[Start of section]

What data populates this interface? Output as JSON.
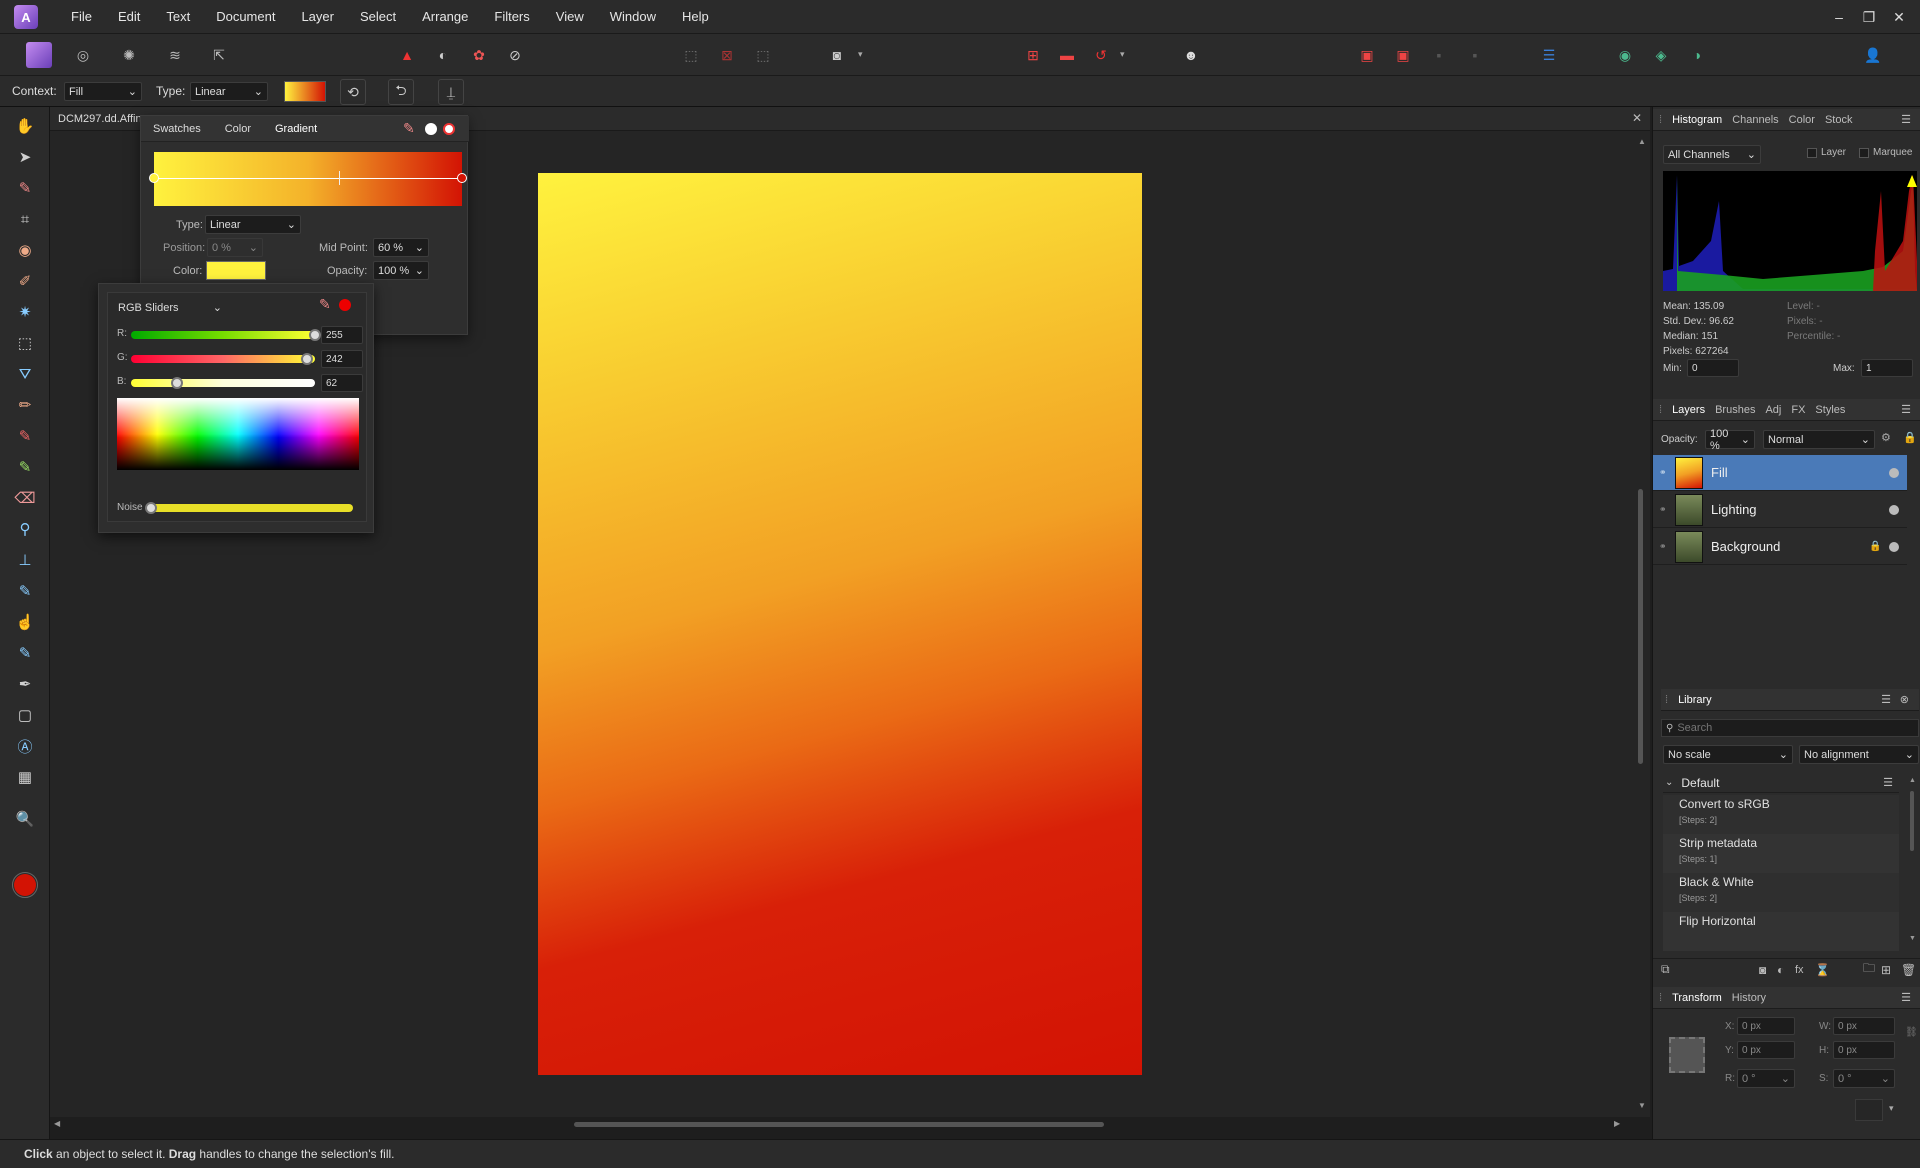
{
  "menubar": {
    "app_logo": "A",
    "items": [
      "File",
      "Edit",
      "Text",
      "Document",
      "Layer",
      "Select",
      "Arrange",
      "Filters",
      "View",
      "Window",
      "Help"
    ]
  },
  "context_bar": {
    "context_label": "Context:",
    "context_value": "Fill",
    "type_label": "Type:",
    "type_value": "Linear"
  },
  "document": {
    "tab_title": "DCM297.dd.Affin"
  },
  "gradient_popup": {
    "tabs": [
      "Swatches",
      "Color",
      "Gradient"
    ],
    "type_label": "Type:",
    "type_value": "Linear",
    "position_label": "Position:",
    "position_value": "0 %",
    "midpoint_label": "Mid Point:",
    "midpoint_value": "60 %",
    "color_label": "Color:",
    "opacity_label": "Opacity:",
    "opacity_value": "100 %",
    "color_swatch": "#fff23e"
  },
  "rgb_popup": {
    "mode": "RGB Sliders",
    "r_label": "R:",
    "r_value": "255",
    "g_label": "G:",
    "g_value": "242",
    "b_label": "B:",
    "b_value": "62",
    "noise_label": "Noise"
  },
  "histogram": {
    "tabs": [
      "Histogram",
      "Channels",
      "Color",
      "Stock"
    ],
    "channel": "All Channels",
    "layer_label": "Layer",
    "marquee_label": "Marquee",
    "mean": "Mean: 135.09",
    "stddev": "Std. Dev.: 96.62",
    "median": "Median: 151",
    "pixels": "Pixels: 627264",
    "level": "Level: -",
    "pixels_r": "Pixels: -",
    "percentile": "Percentile: -",
    "min_label": "Min:",
    "min_value": "0",
    "max_label": "Max:",
    "max_value": "1"
  },
  "layers": {
    "tabs": [
      "Layers",
      "Brushes",
      "Adj",
      "FX",
      "Styles"
    ],
    "opacity_label": "Opacity:",
    "opacity_value": "100 %",
    "blend_mode": "Normal",
    "items": [
      {
        "name": "Fill"
      },
      {
        "name": "Lighting"
      },
      {
        "name": "Background"
      }
    ]
  },
  "library": {
    "title": "Library",
    "search_placeholder": "Search",
    "scale": "No scale",
    "alignment": "No alignment",
    "group": "Default",
    "items": [
      {
        "name": "Convert to sRGB",
        "steps": "[Steps: 2]"
      },
      {
        "name": "Strip metadata",
        "steps": "[Steps: 1]"
      },
      {
        "name": "Black & White",
        "steps": "[Steps: 2]"
      },
      {
        "name": "Flip Horizontal",
        "steps": ""
      }
    ]
  },
  "transform": {
    "tabs": [
      "Transform",
      "History"
    ],
    "x_label": "X:",
    "x_value": "0 px",
    "y_label": "Y:",
    "y_value": "0 px",
    "w_label": "W:",
    "w_value": "0 px",
    "h_label": "H:",
    "h_value": "0 px",
    "r_label": "R:",
    "r_value": "0 °",
    "s_label": "S:",
    "s_value": "0 °"
  },
  "status": {
    "bold1": "Click",
    "text1": " an object to select it. ",
    "bold2": "Drag",
    "text2": " handles to change the selection's fill."
  },
  "colors": {
    "accent": "#4a90d9",
    "primary_color": "#d31304"
  }
}
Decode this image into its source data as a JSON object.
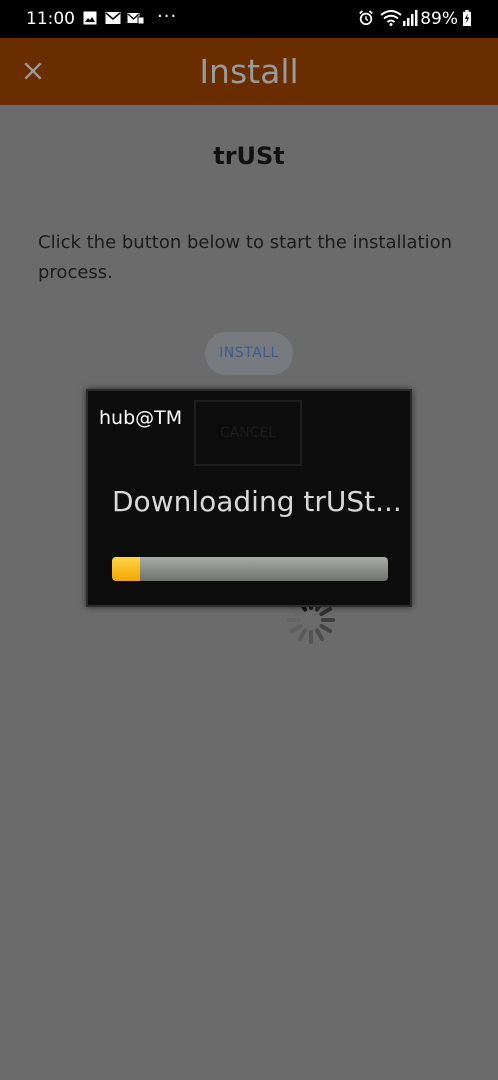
{
  "status_bar": {
    "time": "11:00",
    "left_icons": [
      "image-icon",
      "email-icon",
      "notification-icon",
      "more-dots-icon"
    ],
    "more": "···",
    "right_icons": [
      "alarm-icon",
      "wifi-icon",
      "signal-icon"
    ],
    "battery": "89%"
  },
  "app_bar": {
    "title": "Install",
    "close_icon": "close-icon",
    "background": "#6a2d00"
  },
  "content": {
    "app_name": "trUSt",
    "instructions": "Click the button below to start the installation process.",
    "install_label": "INSTALL",
    "cancel_label": "CANCEL"
  },
  "dialog": {
    "title": "hub@TM",
    "message": "Downloading trUSt...",
    "progress": 0.1,
    "progress_color": "#f5b400"
  }
}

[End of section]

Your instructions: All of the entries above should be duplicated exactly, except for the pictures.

Solution for this exercise:
What data populates this interface? Output as JSON.
{
  "menubar": {
    "app_logo": "A",
    "items": [
      "File",
      "Edit",
      "Text",
      "Document",
      "Layer",
      "Select",
      "Arrange",
      "Filters",
      "View",
      "Window",
      "Help"
    ]
  },
  "context_bar": {
    "context_label": "Context:",
    "context_value": "Fill",
    "type_label": "Type:",
    "type_value": "Linear"
  },
  "document": {
    "tab_title": "DCM297.dd.Affin"
  },
  "gradient_popup": {
    "tabs": [
      "Swatches",
      "Color",
      "Gradient"
    ],
    "type_label": "Type:",
    "type_value": "Linear",
    "position_label": "Position:",
    "position_value": "0 %",
    "midpoint_label": "Mid Point:",
    "midpoint_value": "60 %",
    "color_label": "Color:",
    "opacity_label": "Opacity:",
    "opacity_value": "100 %",
    "color_swatch": "#fff23e"
  },
  "rgb_popup": {
    "mode": "RGB Sliders",
    "r_label": "R:",
    "r_value": "255",
    "g_label": "G:",
    "g_value": "242",
    "b_label": "B:",
    "b_value": "62",
    "noise_label": "Noise"
  },
  "histogram": {
    "tabs": [
      "Histogram",
      "Channels",
      "Color",
      "Stock"
    ],
    "channel": "All Channels",
    "layer_label": "Layer",
    "marquee_label": "Marquee",
    "mean": "Mean: 135.09",
    "stddev": "Std. Dev.: 96.62",
    "median": "Median: 151",
    "pixels": "Pixels: 627264",
    "level": "Level: -",
    "pixels_r": "Pixels: -",
    "percentile": "Percentile: -",
    "min_label": "Min:",
    "min_value": "0",
    "max_label": "Max:",
    "max_value": "1"
  },
  "layers": {
    "tabs": [
      "Layers",
      "Brushes",
      "Adj",
      "FX",
      "Styles"
    ],
    "opacity_label": "Opacity:",
    "opacity_value": "100 %",
    "blend_mode": "Normal",
    "items": [
      {
        "name": "Fill"
      },
      {
        "name": "Lighting"
      },
      {
        "name": "Background"
      }
    ]
  },
  "library": {
    "title": "Library",
    "search_placeholder": "Search",
    "scale": "No scale",
    "alignment": "No alignment",
    "group": "Default",
    "items": [
      {
        "name": "Convert to sRGB",
        "steps": "[Steps: 2]"
      },
      {
        "name": "Strip metadata",
        "steps": "[Steps: 1]"
      },
      {
        "name": "Black & White",
        "steps": "[Steps: 2]"
      },
      {
        "name": "Flip Horizontal",
        "steps": ""
      }
    ]
  },
  "transform": {
    "tabs": [
      "Transform",
      "History"
    ],
    "x_label": "X:",
    "x_value": "0 px",
    "y_label": "Y:",
    "y_value": "0 px",
    "w_label": "W:",
    "w_value": "0 px",
    "h_label": "H:",
    "h_value": "0 px",
    "r_label": "R:",
    "r_value": "0 °",
    "s_label": "S:",
    "s_value": "0 °"
  },
  "status": {
    "bold1": "Click",
    "text1": " an object to select it. ",
    "bold2": "Drag",
    "text2": " handles to change the selection's fill."
  },
  "colors": {
    "accent": "#4a90d9",
    "primary_color": "#d31304"
  }
}
Decode this image into its source data as a JSON object.
{
  "status_bar": {
    "time": "11:00",
    "left_icons": [
      "image-icon",
      "email-icon",
      "notification-icon",
      "more-dots-icon"
    ],
    "more": "···",
    "right_icons": [
      "alarm-icon",
      "wifi-icon",
      "signal-icon"
    ],
    "battery": "89%"
  },
  "app_bar": {
    "title": "Install",
    "close_icon": "close-icon",
    "background": "#6a2d00"
  },
  "content": {
    "app_name": "trUSt",
    "instructions": "Click the button below to start the installation process.",
    "install_label": "INSTALL",
    "cancel_label": "CANCEL"
  },
  "dialog": {
    "title": "hub@TM",
    "message": "Downloading trUSt...",
    "progress": 0.1,
    "progress_color": "#f5b400"
  }
}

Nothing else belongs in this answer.